- _ACTIVITY_
Copy each line of the entries that includes the word "true".

═════ ENTRIES SHOWN

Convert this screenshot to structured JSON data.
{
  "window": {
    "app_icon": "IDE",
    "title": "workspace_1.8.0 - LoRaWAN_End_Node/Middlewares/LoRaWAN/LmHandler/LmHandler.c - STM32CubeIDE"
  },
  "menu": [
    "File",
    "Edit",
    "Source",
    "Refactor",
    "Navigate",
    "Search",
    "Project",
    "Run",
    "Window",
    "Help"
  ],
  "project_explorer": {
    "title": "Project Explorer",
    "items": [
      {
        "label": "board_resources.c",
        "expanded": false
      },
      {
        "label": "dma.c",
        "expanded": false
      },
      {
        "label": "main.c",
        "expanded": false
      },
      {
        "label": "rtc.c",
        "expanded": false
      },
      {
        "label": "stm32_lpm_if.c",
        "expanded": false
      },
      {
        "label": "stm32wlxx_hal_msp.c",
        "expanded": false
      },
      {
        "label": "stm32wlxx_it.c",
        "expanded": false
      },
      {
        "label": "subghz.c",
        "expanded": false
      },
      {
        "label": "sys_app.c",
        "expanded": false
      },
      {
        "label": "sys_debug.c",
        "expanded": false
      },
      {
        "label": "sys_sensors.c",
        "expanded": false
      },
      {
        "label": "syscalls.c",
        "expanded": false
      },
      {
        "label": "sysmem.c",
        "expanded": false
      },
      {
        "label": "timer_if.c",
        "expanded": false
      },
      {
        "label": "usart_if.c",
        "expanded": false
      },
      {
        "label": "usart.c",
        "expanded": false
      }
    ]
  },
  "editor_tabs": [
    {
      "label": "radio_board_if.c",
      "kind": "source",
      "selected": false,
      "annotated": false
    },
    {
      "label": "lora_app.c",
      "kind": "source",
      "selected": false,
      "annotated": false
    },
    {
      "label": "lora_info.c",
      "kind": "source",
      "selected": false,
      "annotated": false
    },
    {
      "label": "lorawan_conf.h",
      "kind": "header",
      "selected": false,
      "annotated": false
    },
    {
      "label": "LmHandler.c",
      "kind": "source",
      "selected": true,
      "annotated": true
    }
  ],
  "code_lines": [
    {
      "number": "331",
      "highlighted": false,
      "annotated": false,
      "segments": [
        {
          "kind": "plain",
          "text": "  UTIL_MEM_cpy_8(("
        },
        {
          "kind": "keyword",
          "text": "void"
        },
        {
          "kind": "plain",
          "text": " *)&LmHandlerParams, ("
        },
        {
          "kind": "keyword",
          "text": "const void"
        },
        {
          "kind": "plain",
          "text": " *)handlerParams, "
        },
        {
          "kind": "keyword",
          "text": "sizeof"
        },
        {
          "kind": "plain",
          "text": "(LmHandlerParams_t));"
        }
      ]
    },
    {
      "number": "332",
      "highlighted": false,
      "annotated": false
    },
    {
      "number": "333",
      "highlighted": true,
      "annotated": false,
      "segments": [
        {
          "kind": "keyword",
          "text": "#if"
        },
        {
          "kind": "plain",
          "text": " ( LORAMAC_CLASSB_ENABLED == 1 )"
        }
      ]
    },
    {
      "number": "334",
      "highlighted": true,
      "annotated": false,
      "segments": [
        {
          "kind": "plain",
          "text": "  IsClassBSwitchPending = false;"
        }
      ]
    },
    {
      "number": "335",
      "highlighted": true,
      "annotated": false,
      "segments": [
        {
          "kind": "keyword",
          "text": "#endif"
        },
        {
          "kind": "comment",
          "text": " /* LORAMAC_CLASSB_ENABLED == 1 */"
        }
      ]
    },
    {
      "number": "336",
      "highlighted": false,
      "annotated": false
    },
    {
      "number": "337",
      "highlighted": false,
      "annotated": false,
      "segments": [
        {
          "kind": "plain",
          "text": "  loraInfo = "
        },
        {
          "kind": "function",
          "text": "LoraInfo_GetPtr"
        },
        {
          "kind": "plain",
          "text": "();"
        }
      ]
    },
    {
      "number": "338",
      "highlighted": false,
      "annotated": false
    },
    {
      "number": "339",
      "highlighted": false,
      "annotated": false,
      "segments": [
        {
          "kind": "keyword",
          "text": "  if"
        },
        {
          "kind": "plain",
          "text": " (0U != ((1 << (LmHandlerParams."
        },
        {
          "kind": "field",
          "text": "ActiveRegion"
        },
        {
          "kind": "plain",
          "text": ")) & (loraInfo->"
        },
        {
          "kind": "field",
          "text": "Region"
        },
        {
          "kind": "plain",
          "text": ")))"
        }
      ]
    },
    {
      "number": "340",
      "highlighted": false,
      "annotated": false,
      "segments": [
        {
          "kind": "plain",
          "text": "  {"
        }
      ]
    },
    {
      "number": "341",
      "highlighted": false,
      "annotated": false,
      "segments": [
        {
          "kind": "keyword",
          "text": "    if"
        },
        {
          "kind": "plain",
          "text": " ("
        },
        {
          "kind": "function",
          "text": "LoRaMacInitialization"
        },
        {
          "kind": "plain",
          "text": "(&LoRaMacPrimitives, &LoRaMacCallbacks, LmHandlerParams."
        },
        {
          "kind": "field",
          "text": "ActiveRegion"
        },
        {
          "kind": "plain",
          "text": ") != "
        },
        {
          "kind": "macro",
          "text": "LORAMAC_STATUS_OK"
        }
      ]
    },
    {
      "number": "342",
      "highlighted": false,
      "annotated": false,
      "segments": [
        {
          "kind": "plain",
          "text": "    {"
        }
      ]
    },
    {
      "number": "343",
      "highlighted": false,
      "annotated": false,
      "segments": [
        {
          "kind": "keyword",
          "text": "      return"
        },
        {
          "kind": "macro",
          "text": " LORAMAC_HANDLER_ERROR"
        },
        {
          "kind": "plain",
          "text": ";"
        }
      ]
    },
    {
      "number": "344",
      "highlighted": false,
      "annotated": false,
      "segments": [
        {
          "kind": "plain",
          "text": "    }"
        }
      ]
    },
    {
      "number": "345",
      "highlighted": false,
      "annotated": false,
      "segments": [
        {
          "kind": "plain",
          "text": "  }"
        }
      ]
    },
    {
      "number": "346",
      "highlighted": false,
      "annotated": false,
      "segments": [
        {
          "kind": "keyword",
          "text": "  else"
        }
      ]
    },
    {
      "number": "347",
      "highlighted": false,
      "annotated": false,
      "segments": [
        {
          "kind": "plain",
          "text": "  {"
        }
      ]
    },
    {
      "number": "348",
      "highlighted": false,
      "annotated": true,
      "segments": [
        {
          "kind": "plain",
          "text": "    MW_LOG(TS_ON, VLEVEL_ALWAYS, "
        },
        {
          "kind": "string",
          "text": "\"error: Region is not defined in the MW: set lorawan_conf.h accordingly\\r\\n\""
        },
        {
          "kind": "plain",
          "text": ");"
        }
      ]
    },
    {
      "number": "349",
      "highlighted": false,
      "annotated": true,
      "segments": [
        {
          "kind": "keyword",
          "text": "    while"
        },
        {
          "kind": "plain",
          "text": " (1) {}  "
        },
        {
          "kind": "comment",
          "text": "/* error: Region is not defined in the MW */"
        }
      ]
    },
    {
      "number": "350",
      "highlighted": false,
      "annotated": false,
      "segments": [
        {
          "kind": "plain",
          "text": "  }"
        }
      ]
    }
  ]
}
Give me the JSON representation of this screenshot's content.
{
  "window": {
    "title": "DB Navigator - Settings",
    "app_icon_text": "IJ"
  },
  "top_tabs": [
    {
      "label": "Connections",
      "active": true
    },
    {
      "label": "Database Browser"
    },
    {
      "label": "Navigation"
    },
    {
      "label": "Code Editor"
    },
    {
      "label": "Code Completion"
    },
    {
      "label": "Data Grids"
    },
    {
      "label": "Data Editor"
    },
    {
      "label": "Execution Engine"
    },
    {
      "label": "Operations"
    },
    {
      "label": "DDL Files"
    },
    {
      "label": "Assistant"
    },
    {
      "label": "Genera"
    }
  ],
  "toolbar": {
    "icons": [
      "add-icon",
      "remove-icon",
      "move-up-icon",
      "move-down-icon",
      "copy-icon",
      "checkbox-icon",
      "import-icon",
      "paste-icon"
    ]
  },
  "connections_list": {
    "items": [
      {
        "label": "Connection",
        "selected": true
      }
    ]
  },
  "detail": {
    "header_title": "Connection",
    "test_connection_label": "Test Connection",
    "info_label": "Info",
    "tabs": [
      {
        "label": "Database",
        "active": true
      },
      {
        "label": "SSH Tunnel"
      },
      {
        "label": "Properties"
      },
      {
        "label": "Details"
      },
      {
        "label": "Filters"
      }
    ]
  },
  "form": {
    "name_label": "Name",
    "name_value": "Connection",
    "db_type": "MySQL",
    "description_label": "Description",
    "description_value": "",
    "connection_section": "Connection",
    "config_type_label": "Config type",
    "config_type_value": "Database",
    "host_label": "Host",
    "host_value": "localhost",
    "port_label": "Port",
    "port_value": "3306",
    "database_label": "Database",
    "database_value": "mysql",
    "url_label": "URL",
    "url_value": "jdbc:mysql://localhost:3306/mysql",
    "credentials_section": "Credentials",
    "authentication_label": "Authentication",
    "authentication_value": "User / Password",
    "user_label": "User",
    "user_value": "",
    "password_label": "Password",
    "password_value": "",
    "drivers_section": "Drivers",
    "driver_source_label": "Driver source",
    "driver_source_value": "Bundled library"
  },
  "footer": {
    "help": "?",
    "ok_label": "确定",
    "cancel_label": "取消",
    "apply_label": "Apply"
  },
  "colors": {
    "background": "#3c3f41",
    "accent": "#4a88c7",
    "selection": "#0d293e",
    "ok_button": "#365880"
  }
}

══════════

- _RESULT BELOW_
      "selected": true,
      "annotated": true
      "highlighted": true,
      "highlighted": true,
      "highlighted": true,
      "annotated": true,
      "annotated": true,
      "active": true
        "selected": true
        "active": true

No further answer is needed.